Contra Dances are an American melting pot of dance and music that came with the Colonials from England, Ireland, Scotland & France. They were popular from the 17th century onward and were later influenced by Scandinavian and German dances. These dances and music were blended and modified by the New Englanders who kept them alive. They are now danced all over the country and world. The ‘Jefferson & Liberty’ ensemble from MIT’s Contra Dance for All played and led students in these traditional dances which are enjoyed all over the U.S. and the world.
Boston City Archaeologist, Joe Bagley, discussed the Native American history of Boston Common through the Frog Pond site, found on Boston Common during an archaeological dig in 1986. This site contains the oldest artifact known in the city, a 7,500 year old spear point, as well as a 3,000 year old shell midden containing clams from Back Bay and artifacts from daily life on the place we now call Boston Common. Joe also gave flintknapping demonstrations on the art of making stone tools such as spear points, knives, and arrowheads. Students also participated in a hands-on pottery making activity where they were invited to make their own pots, decorate them in traditional Massachusetts Native pottery design, and attempt to reconstruct broken vessels.
Throughout its nearly 400-year history, people have used Boston Common as a place to gather and protest. However, it is the 1960s and 1970s that are most well known for bringing crowds to the Common – some of the largest demonstrations against the Vietnam War had up to 100,000 people. At this station, school groups re-enacted a protest relevant to their lives, and learned the power of many voices united for one purpose.
With guidance from the Leventhal Map Collection at the Boston Public Library, school groups learned about the early geography of early Boston: how quickly could they complete an interactive 5-foot wide puzzle of how the city looked in 1722? What routes would settlers take to bring their livestock to graze on the Common? Students also played an active trivia game to reinforce geography concepts of early Boston.
In Boston, public transportation is used by thousands of people on a daily basis, often without second thought. At the turn of the 20th century, however, the changing public transit system raised many questions of urban planning, including the fate of the city’s beloved Common. New England Historic Genealogical Society showed how Bostonians banded together around a heated campaign to “Save The Common” led by local activist Julia Ward Howe and the Boston Evening Transcript.

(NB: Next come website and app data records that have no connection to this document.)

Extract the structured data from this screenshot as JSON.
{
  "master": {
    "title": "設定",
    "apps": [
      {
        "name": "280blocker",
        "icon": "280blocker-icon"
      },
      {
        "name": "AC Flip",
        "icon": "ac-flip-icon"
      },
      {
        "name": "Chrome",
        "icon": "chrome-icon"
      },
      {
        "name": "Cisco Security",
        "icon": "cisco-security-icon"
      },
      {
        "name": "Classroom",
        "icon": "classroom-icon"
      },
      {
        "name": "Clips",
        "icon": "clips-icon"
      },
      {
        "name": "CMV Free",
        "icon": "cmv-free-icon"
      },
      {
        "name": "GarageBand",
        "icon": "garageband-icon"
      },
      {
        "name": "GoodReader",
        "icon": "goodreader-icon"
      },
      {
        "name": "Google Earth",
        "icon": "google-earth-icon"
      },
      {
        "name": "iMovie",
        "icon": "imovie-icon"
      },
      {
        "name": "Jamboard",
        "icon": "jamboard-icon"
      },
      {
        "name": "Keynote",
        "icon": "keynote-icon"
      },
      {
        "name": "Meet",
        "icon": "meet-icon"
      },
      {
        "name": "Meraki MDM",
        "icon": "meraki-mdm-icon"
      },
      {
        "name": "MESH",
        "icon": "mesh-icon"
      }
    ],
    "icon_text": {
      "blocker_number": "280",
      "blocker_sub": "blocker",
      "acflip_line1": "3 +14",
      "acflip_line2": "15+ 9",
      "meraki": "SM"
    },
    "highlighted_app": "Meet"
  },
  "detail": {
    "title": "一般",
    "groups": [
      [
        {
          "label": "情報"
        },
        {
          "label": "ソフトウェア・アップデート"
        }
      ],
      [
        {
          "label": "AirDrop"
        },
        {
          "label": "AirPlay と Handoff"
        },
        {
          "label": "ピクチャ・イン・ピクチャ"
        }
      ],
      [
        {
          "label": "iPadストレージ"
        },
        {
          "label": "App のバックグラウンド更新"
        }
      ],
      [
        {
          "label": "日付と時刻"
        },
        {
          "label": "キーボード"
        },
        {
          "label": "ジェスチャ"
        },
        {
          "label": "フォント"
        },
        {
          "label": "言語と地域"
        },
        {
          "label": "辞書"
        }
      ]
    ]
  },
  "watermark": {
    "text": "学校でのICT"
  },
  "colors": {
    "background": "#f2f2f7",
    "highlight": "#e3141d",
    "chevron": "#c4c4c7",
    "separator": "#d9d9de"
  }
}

When the first European colonists arrived in this area the geography was very different from the landscape you see today. The waters’ edge was right along Charles Street, at the edge of the Boston Common. Twice each day tidewater flowed in and out of the Back Bay exposing mudflats, shellfish beds, and in some places sandy beaches. Soon after the colonists arrived they began to increase their usable land area by filling in these mudflats, making land for the Public Garden, and for buildings in the Back Bay. A line of blue survey flags marks the line of the pre-colonial shoreline along the Charles Street edge of the Boston Common.